Word for word, reproduce each of the entries.

:: RECORDED DATA

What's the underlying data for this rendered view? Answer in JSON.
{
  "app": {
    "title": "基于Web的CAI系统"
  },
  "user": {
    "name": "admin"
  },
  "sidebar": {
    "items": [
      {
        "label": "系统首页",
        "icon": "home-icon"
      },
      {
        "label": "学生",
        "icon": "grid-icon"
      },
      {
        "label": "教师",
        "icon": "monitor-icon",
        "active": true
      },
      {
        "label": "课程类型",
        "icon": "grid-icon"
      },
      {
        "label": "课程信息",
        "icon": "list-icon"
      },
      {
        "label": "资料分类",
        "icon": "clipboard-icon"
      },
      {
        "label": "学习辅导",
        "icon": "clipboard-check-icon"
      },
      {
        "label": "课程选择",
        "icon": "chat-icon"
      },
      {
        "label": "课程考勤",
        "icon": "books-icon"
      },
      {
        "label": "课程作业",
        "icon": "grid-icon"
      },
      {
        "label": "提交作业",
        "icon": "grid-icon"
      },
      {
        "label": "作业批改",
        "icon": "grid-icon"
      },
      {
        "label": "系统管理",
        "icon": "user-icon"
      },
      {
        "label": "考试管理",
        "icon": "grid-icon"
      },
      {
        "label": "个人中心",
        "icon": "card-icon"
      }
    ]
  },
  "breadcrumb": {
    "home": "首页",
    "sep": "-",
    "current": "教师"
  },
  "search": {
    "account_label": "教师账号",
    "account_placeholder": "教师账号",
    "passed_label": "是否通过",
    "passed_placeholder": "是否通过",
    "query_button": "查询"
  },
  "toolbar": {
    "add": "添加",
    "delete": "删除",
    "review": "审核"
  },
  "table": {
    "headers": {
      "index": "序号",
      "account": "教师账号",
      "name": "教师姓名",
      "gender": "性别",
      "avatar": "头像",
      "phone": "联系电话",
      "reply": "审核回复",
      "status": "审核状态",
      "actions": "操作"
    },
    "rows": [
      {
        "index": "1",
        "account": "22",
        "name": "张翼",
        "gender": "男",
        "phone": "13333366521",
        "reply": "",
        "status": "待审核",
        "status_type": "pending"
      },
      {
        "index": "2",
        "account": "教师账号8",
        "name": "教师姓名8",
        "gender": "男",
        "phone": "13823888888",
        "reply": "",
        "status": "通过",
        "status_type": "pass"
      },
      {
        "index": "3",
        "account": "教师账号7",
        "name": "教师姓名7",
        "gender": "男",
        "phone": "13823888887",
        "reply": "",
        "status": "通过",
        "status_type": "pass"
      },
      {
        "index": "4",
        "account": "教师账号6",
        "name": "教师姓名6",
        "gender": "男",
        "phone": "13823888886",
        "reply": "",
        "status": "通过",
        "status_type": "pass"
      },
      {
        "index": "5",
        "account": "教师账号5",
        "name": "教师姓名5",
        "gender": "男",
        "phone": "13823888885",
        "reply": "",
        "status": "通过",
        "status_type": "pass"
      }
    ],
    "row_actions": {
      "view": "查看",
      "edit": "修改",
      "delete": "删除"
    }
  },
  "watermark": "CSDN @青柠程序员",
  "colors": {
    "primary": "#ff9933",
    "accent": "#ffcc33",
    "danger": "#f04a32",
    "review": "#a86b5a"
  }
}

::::

OUTPUT OF THE TASK —
What's the underlying data for this rendered view? Answer in JSON.
{
  "app": {
    "title": "基于Web的CAI系统"
  },
  "user": {
    "name": "admin"
  },
  "sidebar": {
    "items": [
      {
        "label": "系统首页",
        "icon": "home-icon"
      },
      {
        "label": "学生",
        "icon": "grid-icon"
      },
      {
        "label": "教师",
        "icon": "monitor-icon",
        "active": true
      },
      {
        "label": "课程类型",
        "icon": "grid-icon"
      },
      {
        "label": "课程信息",
        "icon": "list-icon"
      },
      {
        "label": "资料分类",
        "icon": "clipboard-icon"
      },
      {
        "label": "学习辅导",
        "icon": "clipboard-check-icon"
      },
      {
        "label": "课程选择",
        "icon": "chat-icon"
      },
      {
        "label": "课程考勤",
        "icon": "books-icon"
      },
      {
        "label": "课程作业",
        "icon": "grid-icon"
      },
      {
        "label": "提交作业",
        "icon": "grid-icon"
      },
      {
        "label": "作业批改",
        "icon": "grid-icon"
      },
      {
        "label": "系统管理",
        "icon": "user-icon"
      },
      {
        "label": "考试管理",
        "icon": "grid-icon"
      },
      {
        "label": "个人中心",
        "icon": "card-icon"
      }
    ]
  },
  "breadcrumb": {
    "home": "首页",
    "sep": "-",
    "current": "教师"
  },
  "search": {
    "account_label": "教师账号",
    "account_placeholder": "教师账号",
    "passed_label": "是否通过",
    "passed_placeholder": "是否通过",
    "query_button": "查询"
  },
  "toolbar": {
    "add": "添加",
    "delete": "删除",
    "review": "审核"
  },
  "table": {
    "headers": {
      "index": "序号",
      "account": "教师账号",
      "name": "教师姓名",
      "gender": "性别",
      "avatar": "头像",
      "phone": "联系电话",
      "reply": "审核回复",
      "status": "审核状态",
      "actions": "操作"
    },
    "rows": [
      {
        "index": "1",
        "account": "22",
        "name": "张翼",
        "gender": "男",
        "phone": "13333366521",
        "reply": "",
        "status": "待审核",
        "status_type": "pending"
      },
      {
        "index": "2",
        "account": "教师账号8",
        "name": "教师姓名8",
        "gender": "男",
        "phone": "13823888888",
        "reply": "",
        "status": "通过",
        "status_type": "pass"
      },
      {
        "index": "3",
        "account": "教师账号7",
        "name": "教师姓名7",
        "gender": "男",
        "phone": "13823888887",
        "reply": "",
        "status": "通过",
        "status_type": "pass"
      },
      {
        "index": "4",
        "account": "教师账号6",
        "name": "教师姓名6",
        "gender": "男",
        "phone": "13823888886",
        "reply": "",
        "status": "通过",
        "status_type": "pass"
      },
      {
        "index": "5",
        "account": "教师账号5",
        "name": "教师姓名5",
        "gender": "男",
        "phone": "13823888885",
        "reply": "",
        "status": "通过",
        "status_type": "pass"
      }
    ],
    "row_actions": {
      "view": "查看",
      "edit": "修改",
      "delete": "删除"
    }
  },
  "watermark": "CSDN @青柠程序员",
  "colors": {
    "primary": "#ff9933",
    "accent": "#ffcc33",
    "danger": "#f04a32",
    "review": "#a86b5a"
  }
}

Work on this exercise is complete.